In Britain

Highest Alert Is Maintained; Air Traffic Begins to Rebound

British Home Secretary John Reid, explaining security measures, said,
British Home Secretary John Reid, explaining security measures, said, "We always err on the side of caution." (By Suzanne Plunkett -- Bloomberg News)
By John Ward Anderson and Ellen Knickmeyer
Washington Post Foreign Service
Saturday, August 12, 2006

LONDON, Aug. 11 -- With heavily armed patrols and painstaking screening at airports, Britain maintained its highest-level terrorism alert Friday, a day after the disclosure of an alleged plot to bomb U.S.-bound airliners. Air traffic moved more smoothly, though carriers continued to cancel some flights.

"We always err on the side of caution," said Home Secretary John Reid, explaining the continuing security measures. "There's never 100 percent certainty with these things."

The Bank of England on Friday froze the assets of 19 of the 24 suspects picked up in connection with the alleged plot and released their names and ages, which ranged from 17 to 35, with most being in their twenties. All of those identified had Muslim names.

British police reported that they had freed without charge one of those arrested, but did not name the person or explain the release.

Investigators disclosed few new findings, but intelligence officials cited mounting evidence that the alleged conspirators were receiving financial and logistical support from people in Pakistan, where officials said seven people have been arrested in connection with the alleged plot. Officials in Washington and London publicly praised the Pakistani government's cooperation in the probe.

Airports in the Washington area, meanwhile, functioned normally for the most part on Friday, though security workers continued to enforce tightened screening rules that prohibited passengers from carrying almost any liquids or gels aboard flights. Travelers adjusted by packing those items in checked baggage or leaving them behind.

British transportation and airline officials said flight delays continued in Britain, especially at London's Heathrow Airport, Europe's busiest. A British Airways spokesman said that about 120 of the airline's 700 daily departures and arrivals there were canceled, compared with 652 cancellations on Thursday.

Most of British Airway's Friday cancellations were short-haul trips within Europe, a company spokesman said. He said 12 long-haul flights between the United States and Britain were canceled -- six between London and New York, and two each between London and Washington, San Francisco and Los Angeles.

Two popular low-cost carriers, Ryanair and easyJet, also reported numerous cancellations.

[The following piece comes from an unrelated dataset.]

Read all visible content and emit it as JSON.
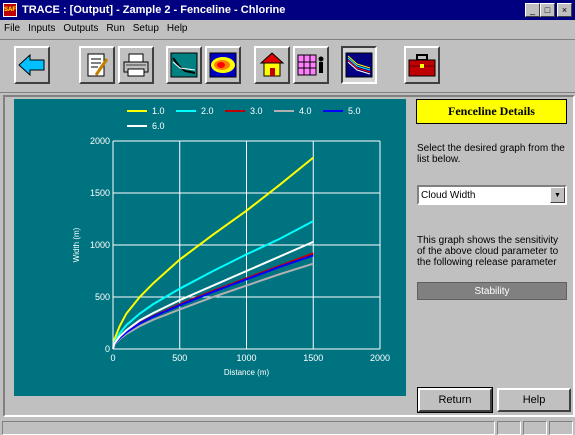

"Heathrow is slowly but surely returning to normal," said Tony Douglas, managing director of the British Airports Authority. He advised passengers to arrive early at their terminals without any carry-on luggage, to put small carry-on items such as medicines, travel documents and eyeglasses inside clear plastic bags, and to expect delays.

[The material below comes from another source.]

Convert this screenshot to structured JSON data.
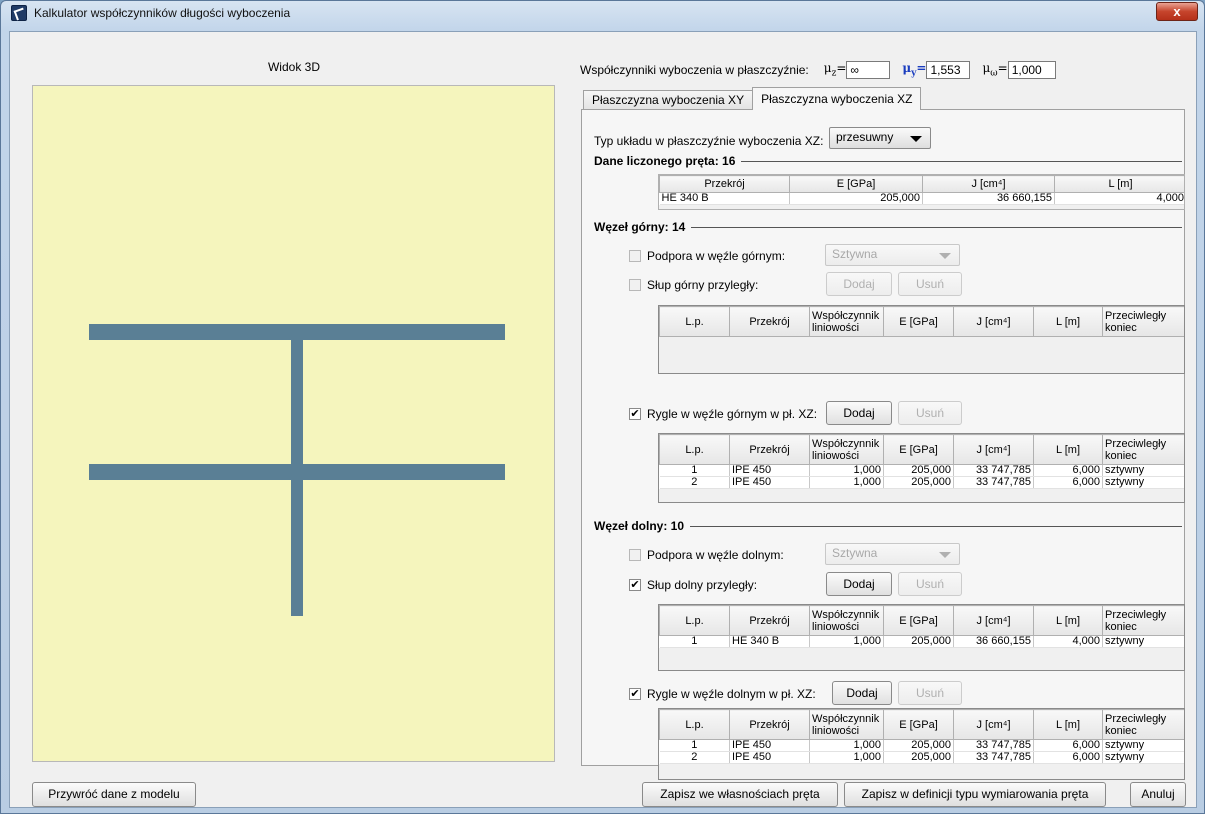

Airport officials said they distributed about 1,000 floor mattresses for passengers who slept at the airport's four terminals Thursday night.

At Heathrow's ticket counters, parents pulled dolls, stuffed bears, juice and snacks out of the hands of wailing children to comply with new security measures imposed Thursday, which go beyond the new U.S. rules in sharply limiting items that passengers can carry on board.

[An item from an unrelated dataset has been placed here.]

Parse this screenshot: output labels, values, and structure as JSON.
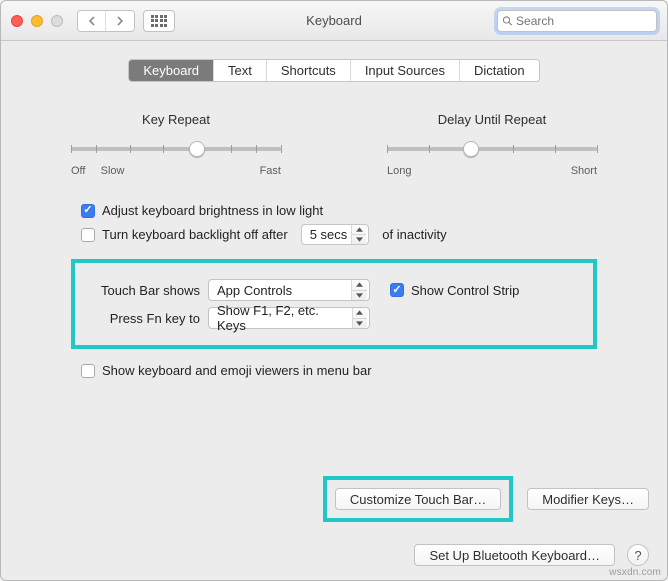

The British rules limit travelers to wallets, keys, medicine and a few other essential items, which must be carried in see-through plastic bags. Parents can carry a small amount of baby milk or food, diapers and baby wipes.

At the Royal Jordanian airline ticket counter, when a mother gently extricated an electronic game from her toddler's grasp, the reaction was instantaneous: The child threw his head back and wailed, then tried to scale the ticket counter to reclaim it from a checked-in bag, and finally resorted to pounding his mother's thighs with his fists.

Mehment Balamur, a resident of Nottingham, England, bound for Turkey, checked his bags before realizing that his 5-year-old's toys and snacks were prohibited. Out went a plastic car, juice and Pringles. "We had to throw them in the bin," said Balamur, who also was traveling with his son's 5-year-old friend. "They screamed."

At a security checkpoint, hundreds upon hundreds of passengers waited single file in a line that stretched the length of the departure hall.

"No! No way!" gasped traveler Gultane Boyraz, her jaw dropping, when she finally took a place at the end of the line. "Oh, my goodness!"

Other British airports -- including those in Manchester, Birmingham and Liverpool -- reported near-normal service. Elsewhere in Europe, most major carriers said they had resumed regular schedules in and out of Britain.

In Italy, authorities reported arresting about 40 people during a security crackdown prompted by the news from Britain. None was accused of terrorism-related offenses, however. The charges were immigration violations and property offenses, a police statement said.

© 2006 The Washington Post Company